Adding the suffix -itis (inflammation) creates tonsillitis (inflammation of the tonsil gland); tonsil- + -itis = tonsillitis. Note than an l is added when the two parts are combined.

Adding the suffix -ectomy (surgical removal) creates tonsillectomy (operation to remove the tonsils); tonsil- + -ectomy = tonsillectomy.

Example: necr-, root word meaning tissue death

Adding the suffix -osis (condition) creates necrosis (condition of tissue death); necro- + -osis = necrosis. Note that one o is dropped when the two parts are combined.


You may note that some suffixes have more than one meaning and in some instances multiple suffixes denote a particular meaning. For example, the adjective suffixes -ac, -al, -ar, -ary, -eal, -ic, -ous, and -tic all mean pertaining to, and they are added to a root to make the adjective form of the word, as in cephalic (cephal- + -ic = cephalic, meaning "pertaining to the head").

Additional Roots

Some medical terms contain more than one root.
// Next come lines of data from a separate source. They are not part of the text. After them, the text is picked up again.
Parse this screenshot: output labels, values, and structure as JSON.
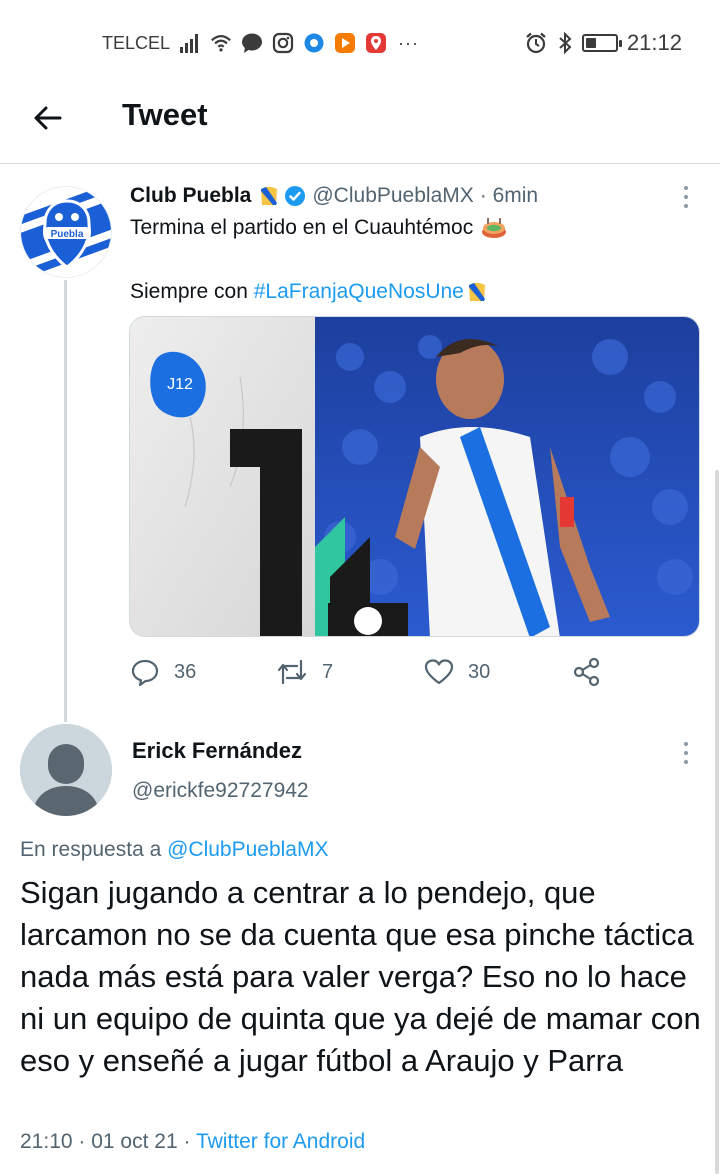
{
  "status_bar": {
    "carrier": "TELCEL",
    "more_indicator": "···",
    "time": "21:12",
    "battery_level": 0.35,
    "icons": [
      "signal-icon",
      "wifi-icon",
      "chat-bubble-icon",
      "instagram-icon",
      "messenger-icon",
      "media-app-icon",
      "maps-icon",
      "alarm-icon",
      "bluetooth-icon",
      "battery-icon"
    ]
  },
  "header": {
    "title": "Tweet"
  },
  "tweet": {
    "author_name": "Club Puebla",
    "author_handle": "@ClubPueblaMX",
    "time_ago": "· 6min",
    "line1": "Termina el partido en el Cuauhtémoc",
    "line2_prefix": "Siempre con ",
    "hashtag": "#LaFranjaQueNosUne",
    "media_badge": "J12",
    "stats": {
      "replies": "36",
      "retweets": "7",
      "likes": "30"
    },
    "colors": {
      "brand_blue": "#1b5fd6",
      "link": "#1d9bf0"
    }
  },
  "reply": {
    "author_name": "Erick Fernández",
    "author_handle": "@erickfe92727942",
    "in_reply_prefix": "En respuesta a ",
    "in_reply_mention": "@ClubPueblaMX",
    "body": "Sigan jugando a centrar a lo pendejo, que larcamon no se da cuenta que esa pinche táctica nada más está para valer verga? Eso no lo hace ni un equipo de quinta que ya dejé de mamar con eso y enseñé a jugar fútbol a Araujo y Parra",
    "time": "21:10",
    "date": "01 oct 21",
    "source": "Twitter for Android"
  }
}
Additional root words function the same as the first root--they may be an equal part of the term's foundation or contribute meaning to the original root. The order in which the root words appear does not always determine the translation of the term. When you are beginning to learn medical terminology, do not be concerned about trying to select the key root word of a term with several roots. Instead, study the meaning of each root. As your vocabulary grows, you will quickly learn to identify the primary root word--if there is one. Remember, some terms may contain several root words of equal importance to the term's definition.
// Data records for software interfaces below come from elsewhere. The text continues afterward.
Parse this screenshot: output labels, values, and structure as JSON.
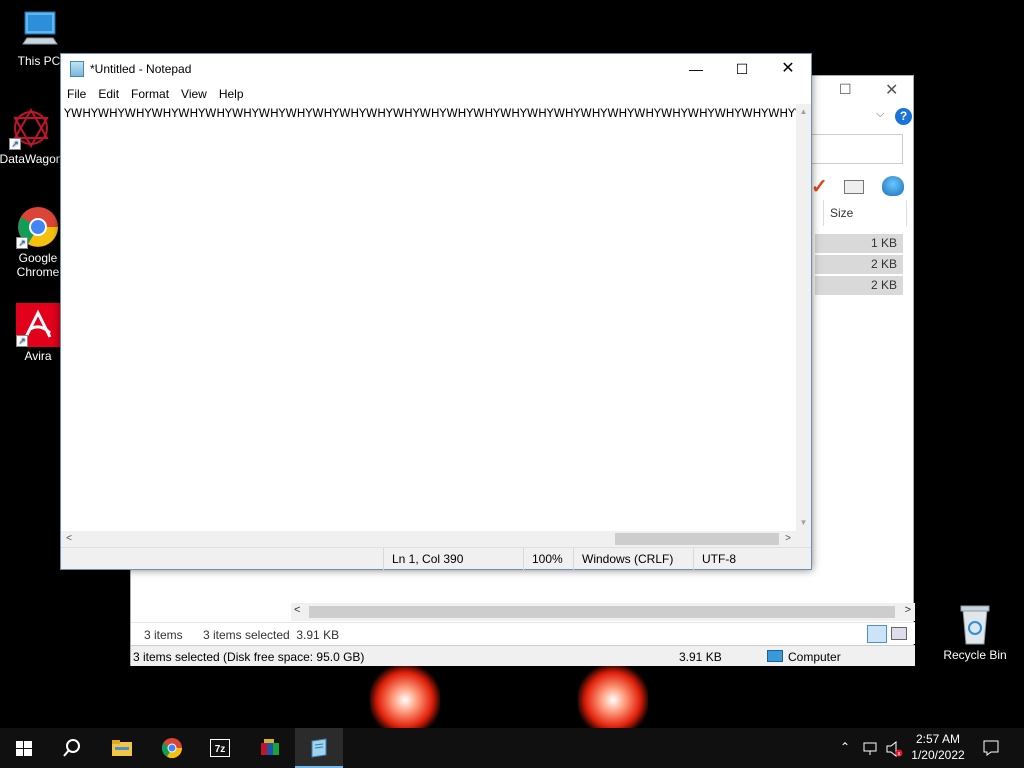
{
  "desktop": {
    "icons": [
      {
        "label": "This PC",
        "icon": "this-pc-icon"
      },
      {
        "label": "DataWagon",
        "icon": "datawagon-icon"
      },
      {
        "label": "Google Chrome",
        "icon": "chrome-icon"
      },
      {
        "label": "Avira",
        "icon": "avira-icon"
      },
      {
        "label": "Recycle Bin",
        "icon": "recycle-bin-icon"
      }
    ]
  },
  "explorer": {
    "column_size": "Size",
    "sizes": [
      "1 KB",
      "2 KB",
      "2 KB"
    ],
    "item_count": "3 items",
    "selected_info": "3 items selected  3.91 KB",
    "status_selected": "3 items selected (Disk free space: 95.0 GB)",
    "status_size": "3.91 KB",
    "status_location": "Computer"
  },
  "notepad": {
    "title": "*Untitled - Notepad",
    "menu": [
      "File",
      "Edit",
      "Format",
      "View",
      "Help"
    ],
    "text": "YWHYWHYWHYWHYWHYWHYWHYWHYWHYWHYWHYWHYWHYWHYWHYWHYWHYWHYWHYWHYWHYWHYWHYWHYWHYWHYWHYWHYWHYWHYWHYWHYWHYWHYWHY",
    "status": {
      "position": "Ln 1, Col 390",
      "zoom": "100%",
      "line_ending": "Windows (CRLF)",
      "encoding": "UTF-8"
    }
  },
  "taskbar": {
    "apps": [
      "start-icon",
      "search-icon",
      "file-explorer-icon",
      "chrome-icon",
      "7zip-icon",
      "winrar-icon",
      "notepad-icon"
    ],
    "time": "2:57 AM",
    "date": "1/20/2022"
  },
  "colors": {
    "accent": "#0078d7",
    "taskbar": "#101010",
    "desktop": "#000000"
  }
}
Example: electrocardiogram, a record of the electrical activity of the heart

electr- = electric + cardi- = heart + -gram = record
(root) (root) (suffix)

Example: tracheobronchitis, an inflammation of the trachea and lungs

trache- = trachea + bronch- = lungs + -itis = inflammation of
(root) (root) (suffix)

Combining Vowels and Forms

Adding a combining vowel to a root word creates a word part called a combining form. Combining vowels make it easier to spell and pronounce medical terms. They also serve as connectors for root words when more than one root is needed to form a term. In addition, a combining vowel may be used to join a root word and a suffix. The most frequently used combining vowel is o; the second most common is i.

Example: abdominocentesis (abdomin/o + -centesis), the puncture of the abdomen for withdrawal of fluid

abdomin/o = abdomen + -centesis = puncture for withdrawal of fluid

Example: cardiogram (cardi/o + -gram), a record of electrical activity of the heart

cardi/o = combining form for heart + -gram = record


A prefix is a word part that comes before (pre- = before) the root and begins the term. Prefixes further modify the root or roots; they often give an indication of direction, time, or orientation.

Example: prenatal (pre- + natal), before birth

pre- = before + natal = birth

Example: intra-abdominal (intra- + abdomin/o + -al), pertaining to within the abdomen

intra- = within + abdomin/o = abdomen + -al = pertaining to

Materials posted on this site are copyrighted by Paradigm Publishing Inc. Permission is granted by the publisher to adopters of the text product that this electronic material accompanies to reproduce portions of these materials, and to adapt them as needed for educational use at a single location.
Printable Version

Powered by: Blue Earth Interactive © 2018 EMC Corporation. All Rights Reserved